**Try it:** Would you set down the complete data below, exactly as shown?

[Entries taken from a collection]
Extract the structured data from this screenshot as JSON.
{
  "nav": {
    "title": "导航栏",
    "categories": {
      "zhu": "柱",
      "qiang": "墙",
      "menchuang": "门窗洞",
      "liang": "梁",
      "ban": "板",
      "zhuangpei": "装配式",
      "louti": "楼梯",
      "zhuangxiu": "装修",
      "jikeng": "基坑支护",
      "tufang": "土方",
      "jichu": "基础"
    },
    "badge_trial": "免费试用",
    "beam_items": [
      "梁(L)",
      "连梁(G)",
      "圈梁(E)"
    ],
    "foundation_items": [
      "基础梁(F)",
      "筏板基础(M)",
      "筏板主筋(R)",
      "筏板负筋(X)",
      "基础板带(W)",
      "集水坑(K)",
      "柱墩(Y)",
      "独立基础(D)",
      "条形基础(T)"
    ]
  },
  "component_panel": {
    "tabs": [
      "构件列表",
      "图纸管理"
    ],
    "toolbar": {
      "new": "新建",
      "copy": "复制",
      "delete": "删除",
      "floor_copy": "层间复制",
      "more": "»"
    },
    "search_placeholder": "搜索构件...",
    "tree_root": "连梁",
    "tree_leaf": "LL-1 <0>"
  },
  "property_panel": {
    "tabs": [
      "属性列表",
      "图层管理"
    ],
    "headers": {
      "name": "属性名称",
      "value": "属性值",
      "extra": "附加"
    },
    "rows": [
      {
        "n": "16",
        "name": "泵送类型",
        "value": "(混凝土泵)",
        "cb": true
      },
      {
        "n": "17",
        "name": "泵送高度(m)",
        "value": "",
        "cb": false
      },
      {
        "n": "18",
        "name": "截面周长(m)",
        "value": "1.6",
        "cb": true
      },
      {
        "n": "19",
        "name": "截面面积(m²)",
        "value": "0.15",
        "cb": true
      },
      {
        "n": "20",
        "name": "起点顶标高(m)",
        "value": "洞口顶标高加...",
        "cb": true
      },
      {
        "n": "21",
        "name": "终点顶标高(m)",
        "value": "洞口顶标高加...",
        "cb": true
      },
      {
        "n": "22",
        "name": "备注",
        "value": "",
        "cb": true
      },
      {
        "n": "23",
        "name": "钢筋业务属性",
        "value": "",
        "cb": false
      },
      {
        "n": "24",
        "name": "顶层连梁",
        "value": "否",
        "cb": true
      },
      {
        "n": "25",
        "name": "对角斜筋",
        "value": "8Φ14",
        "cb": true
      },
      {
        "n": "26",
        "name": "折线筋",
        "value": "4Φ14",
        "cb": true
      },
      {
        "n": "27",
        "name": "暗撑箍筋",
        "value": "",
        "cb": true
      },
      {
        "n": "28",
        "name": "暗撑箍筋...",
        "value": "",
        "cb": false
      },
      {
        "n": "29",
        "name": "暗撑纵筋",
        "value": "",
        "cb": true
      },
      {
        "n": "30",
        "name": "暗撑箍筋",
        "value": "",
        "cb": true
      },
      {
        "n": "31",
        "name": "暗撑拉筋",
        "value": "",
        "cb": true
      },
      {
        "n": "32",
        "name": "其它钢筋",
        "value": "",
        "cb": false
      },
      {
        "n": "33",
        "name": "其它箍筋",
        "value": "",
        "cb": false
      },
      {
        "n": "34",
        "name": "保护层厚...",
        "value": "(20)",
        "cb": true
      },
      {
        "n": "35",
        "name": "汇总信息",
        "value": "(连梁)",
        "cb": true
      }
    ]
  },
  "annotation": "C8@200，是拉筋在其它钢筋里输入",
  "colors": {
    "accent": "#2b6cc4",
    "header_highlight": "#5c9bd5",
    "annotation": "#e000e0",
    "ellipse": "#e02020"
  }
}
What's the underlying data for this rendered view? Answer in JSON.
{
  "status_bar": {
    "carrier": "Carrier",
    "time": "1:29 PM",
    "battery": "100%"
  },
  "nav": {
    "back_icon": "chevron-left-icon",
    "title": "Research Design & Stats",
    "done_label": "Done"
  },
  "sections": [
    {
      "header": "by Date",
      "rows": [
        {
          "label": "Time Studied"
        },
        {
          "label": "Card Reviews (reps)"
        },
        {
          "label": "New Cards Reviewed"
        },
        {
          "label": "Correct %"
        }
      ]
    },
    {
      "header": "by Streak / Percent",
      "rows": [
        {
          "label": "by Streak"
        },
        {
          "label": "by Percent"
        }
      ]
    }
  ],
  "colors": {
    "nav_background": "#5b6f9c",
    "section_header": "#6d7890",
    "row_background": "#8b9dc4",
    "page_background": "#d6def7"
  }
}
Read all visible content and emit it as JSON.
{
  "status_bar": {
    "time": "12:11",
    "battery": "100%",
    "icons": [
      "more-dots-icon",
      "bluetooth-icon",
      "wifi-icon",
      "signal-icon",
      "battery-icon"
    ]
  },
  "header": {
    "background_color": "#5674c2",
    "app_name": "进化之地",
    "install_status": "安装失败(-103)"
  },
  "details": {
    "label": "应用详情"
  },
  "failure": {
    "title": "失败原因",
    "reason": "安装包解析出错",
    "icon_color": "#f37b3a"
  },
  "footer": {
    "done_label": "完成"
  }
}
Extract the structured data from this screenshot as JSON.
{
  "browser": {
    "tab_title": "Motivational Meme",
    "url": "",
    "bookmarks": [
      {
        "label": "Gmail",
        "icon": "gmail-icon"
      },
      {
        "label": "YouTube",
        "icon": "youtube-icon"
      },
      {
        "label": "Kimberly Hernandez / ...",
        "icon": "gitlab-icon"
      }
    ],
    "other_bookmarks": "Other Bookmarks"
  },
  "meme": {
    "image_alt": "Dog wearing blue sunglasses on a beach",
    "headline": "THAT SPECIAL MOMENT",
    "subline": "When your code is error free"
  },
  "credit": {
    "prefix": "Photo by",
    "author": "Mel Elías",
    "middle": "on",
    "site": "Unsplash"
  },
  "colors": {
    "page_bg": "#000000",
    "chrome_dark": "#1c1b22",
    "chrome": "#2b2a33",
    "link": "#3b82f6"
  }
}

**Response:**
Extract the structured data from this screenshot as JSON.
{
  "nav": {
    "title": "导航栏",
    "categories": {
      "zhu": "柱",
      "qiang": "墙",
      "menchuang": "门窗洞",
      "liang": "梁",
      "ban": "板",
      "zhuangpei": "装配式",
      "louti": "楼梯",
      "zhuangxiu": "装修",
      "jikeng": "基坑支护",
      "tufang": "土方",
      "jichu": "基础"
    },
    "badge_trial": "免费试用",
    "beam_items": [
      "梁(L)",
      "连梁(G)",
      "圈梁(E)"
    ],
    "foundation_items": [
      "基础梁(F)",
      "筏板基础(M)",
      "筏板主筋(R)",
      "筏板负筋(X)",
      "基础板带(W)",
      "集水坑(K)",
      "柱墩(Y)",
      "独立基础(D)",
      "条形基础(T)"
    ]
  },
  "component_panel": {
    "tabs": [
      "构件列表",
      "图纸管理"
    ],
    "toolbar": {
      "new": "新建",
      "copy": "复制",
      "delete": "删除",
      "floor_copy": "层间复制",
      "more": "»"
    },
    "search_placeholder": "搜索构件...",
    "tree_root": "连梁",
    "tree_leaf": "LL-1 <0>"
  },
  "property_panel": {
    "tabs": [
      "属性列表",
      "图层管理"
    ],
    "headers": {
      "name": "属性名称",
      "value": "属性值",
      "extra": "附加"
    },
    "rows": [
      {
        "n": "16",
        "name": "泵送类型",
        "value": "(混凝土泵)",
        "cb": true
      },
      {
        "n": "17",
        "name": "泵送高度(m)",
        "value": "",
        "cb": false
      },
      {
        "n": "18",
        "name": "截面周长(m)",
        "value": "1.6",
        "cb": true
      },
      {
        "n": "19",
        "name": "截面面积(m²)",
        "value": "0.15",
        "cb": true
      },
      {
        "n": "20",
        "name": "起点顶标高(m)",
        "value": "洞口顶标高加...",
        "cb": true
      },
      {
        "n": "21",
        "name": "终点顶标高(m)",
        "value": "洞口顶标高加...",
        "cb": true
      },
      {
        "n": "22",
        "name": "备注",
        "value": "",
        "cb": true
      },
      {
        "n": "23",
        "name": "钢筋业务属性",
        "value": "",
        "cb": false
      },
      {
        "n": "24",
        "name": "顶层连梁",
        "value": "否",
        "cb": true
      },
      {
        "n": "25",
        "name": "对角斜筋",
        "value": "8Φ14",
        "cb": true
      },
      {
        "n": "26",
        "name": "折线筋",
        "value": "4Φ14",
        "cb": true
      },
      {
        "n": "27",
        "name": "暗撑箍筋",
        "value": "",
        "cb": true
      },
      {
        "n": "28",
        "name": "暗撑箍筋...",
        "value": "",
        "cb": false
      },
      {
        "n": "29",
        "name": "暗撑纵筋",
        "value": "",
        "cb": true
      },
      {
        "n": "30",
        "name": "暗撑箍筋",
        "value": "",
        "cb": true
      },
      {
        "n": "31",
        "name": "暗撑拉筋",
        "value": "",
        "cb": true
      },
      {
        "n": "32",
        "name": "其它钢筋",
        "value": "",
        "cb": false
      },
      {
        "n": "33",
        "name": "其它箍筋",
        "value": "",
        "cb": false
      },
      {
        "n": "34",
        "name": "保护层厚...",
        "value": "(20)",
        "cb": true
      },
      {
        "n": "35",
        "name": "汇总信息",
        "value": "(连梁)",
        "cb": true
      }
    ]
  },
  "annotation": "C8@200，是拉筋在其它钢筋里输入",
  "colors": {
    "accent": "#2b6cc4",
    "header_highlight": "#5c9bd5",
    "annotation": "#e000e0",
    "ellipse": "#e02020"
  }
}
What's the underlying data for this rendered view? Answer in JSON.
{
  "status_bar": {
    "carrier": "Carrier",
    "time": "1:29 PM",
    "battery": "100%"
  },
  "nav": {
    "back_icon": "chevron-left-icon",
    "title": "Research Design & Stats",
    "done_label": "Done"
  },
  "sections": [
    {
      "header": "by Date",
      "rows": [
        {
          "label": "Time Studied"
        },
        {
          "label": "Card Reviews (reps)"
        },
        {
          "label": "New Cards Reviewed"
        },
        {
          "label": "Correct %"
        }
      ]
    },
    {
      "header": "by Streak / Percent",
      "rows": [
        {
          "label": "by Streak"
        },
        {
          "label": "by Percent"
        }
      ]
    }
  ],
  "colors": {
    "nav_background": "#5b6f9c",
    "section_header": "#6d7890",
    "row_background": "#8b9dc4",
    "page_background": "#d6def7"
  }
}
Read all visible content and emit it as JSON.
{
  "status_bar": {
    "time": "12:11",
    "battery": "100%",
    "icons": [
      "more-dots-icon",
      "bluetooth-icon",
      "wifi-icon",
      "signal-icon",
      "battery-icon"
    ]
  },
  "header": {
    "background_color": "#5674c2",
    "app_name": "进化之地",
    "install_status": "安装失败(-103)"
  },
  "details": {
    "label": "应用详情"
  },
  "failure": {
    "title": "失败原因",
    "reason": "安装包解析出错",
    "icon_color": "#f37b3a"
  },
  "footer": {
    "done_label": "完成"
  }
}
Extract the structured data from this screenshot as JSON.
{
  "browser": {
    "tab_title": "Motivational Meme",
    "url": "",
    "bookmarks": [
      {
        "label": "Gmail",
        "icon": "gmail-icon"
      },
      {
        "label": "YouTube",
        "icon": "youtube-icon"
      },
      {
        "label": "Kimberly Hernandez / ...",
        "icon": "gitlab-icon"
      }
    ],
    "other_bookmarks": "Other Bookmarks"
  },
  "meme": {
    "image_alt": "Dog wearing blue sunglasses on a beach",
    "headline": "THAT SPECIAL MOMENT",
    "subline": "When your code is error free"
  },
  "credit": {
    "prefix": "Photo by",
    "author": "Mel Elías",
    "middle": "on",
    "site": "Unsplash"
  },
  "colors": {
    "page_bg": "#000000",
    "chrome_dark": "#1c1b22",
    "chrome": "#2b2a33",
    "link": "#3b82f6"
  }
}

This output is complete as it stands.